### Description of the task
Below are some entries. Count the lines where "Trigger" appears and state only that number.
-- Data for this task follows --
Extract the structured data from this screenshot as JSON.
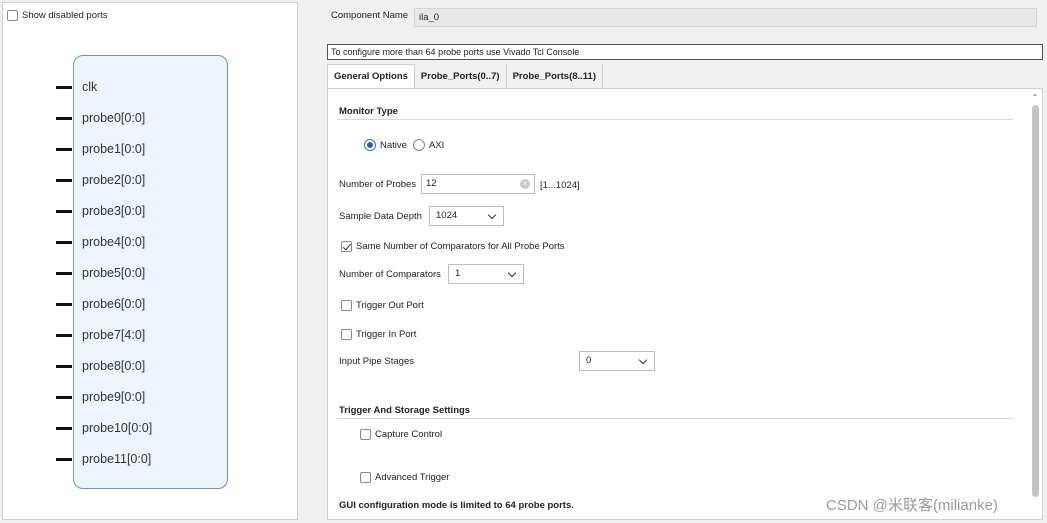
{
  "left": {
    "show_disabled_label": "Show disabled ports",
    "ports": [
      "clk",
      "probe0[0:0]",
      "probe1[0:0]",
      "probe2[0:0]",
      "probe3[0:0]",
      "probe4[0:0]",
      "probe5[0:0]",
      "probe6[0:0]",
      "probe7[4:0]",
      "probe8[0:0]",
      "probe9[0:0]",
      "probe10[0:0]",
      "probe11[0:0]"
    ]
  },
  "component": {
    "label": "Component Name",
    "value": "ila_0"
  },
  "info_bar": "To configure more than 64 probe ports use Vivado Tcl Console",
  "tabs": [
    "General Options",
    "Probe_Ports(0..7)",
    "Probe_Ports(8..11)"
  ],
  "general": {
    "monitor_type_title": "Monitor Type",
    "monitor_options": [
      "Native",
      "AXI"
    ],
    "num_probes_label": "Number of Probes",
    "num_probes_value": "12",
    "num_probes_range": "[1...1024]",
    "sample_depth_label": "Sample Data Depth",
    "sample_depth_value": "1024",
    "same_comparators_label": "Same Number of Comparators for All Probe Ports",
    "num_comparators_label": "Number of Comparators",
    "num_comparators_value": "1",
    "trigger_out_label": "Trigger Out Port",
    "trigger_in_label": "Trigger In Port",
    "pipe_stages_label": "Input Pipe Stages",
    "pipe_stages_value": "0",
    "trigger_storage_title": "Trigger And Storage Settings",
    "capture_control_label": "Capture Control",
    "advanced_trigger_label": "Advanced Trigger"
  },
  "footer_note": "GUI configuration mode is limited to 64 probe ports.",
  "watermark": "CSDN @米联客(milianke)"
}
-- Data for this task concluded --
### Problem solution
4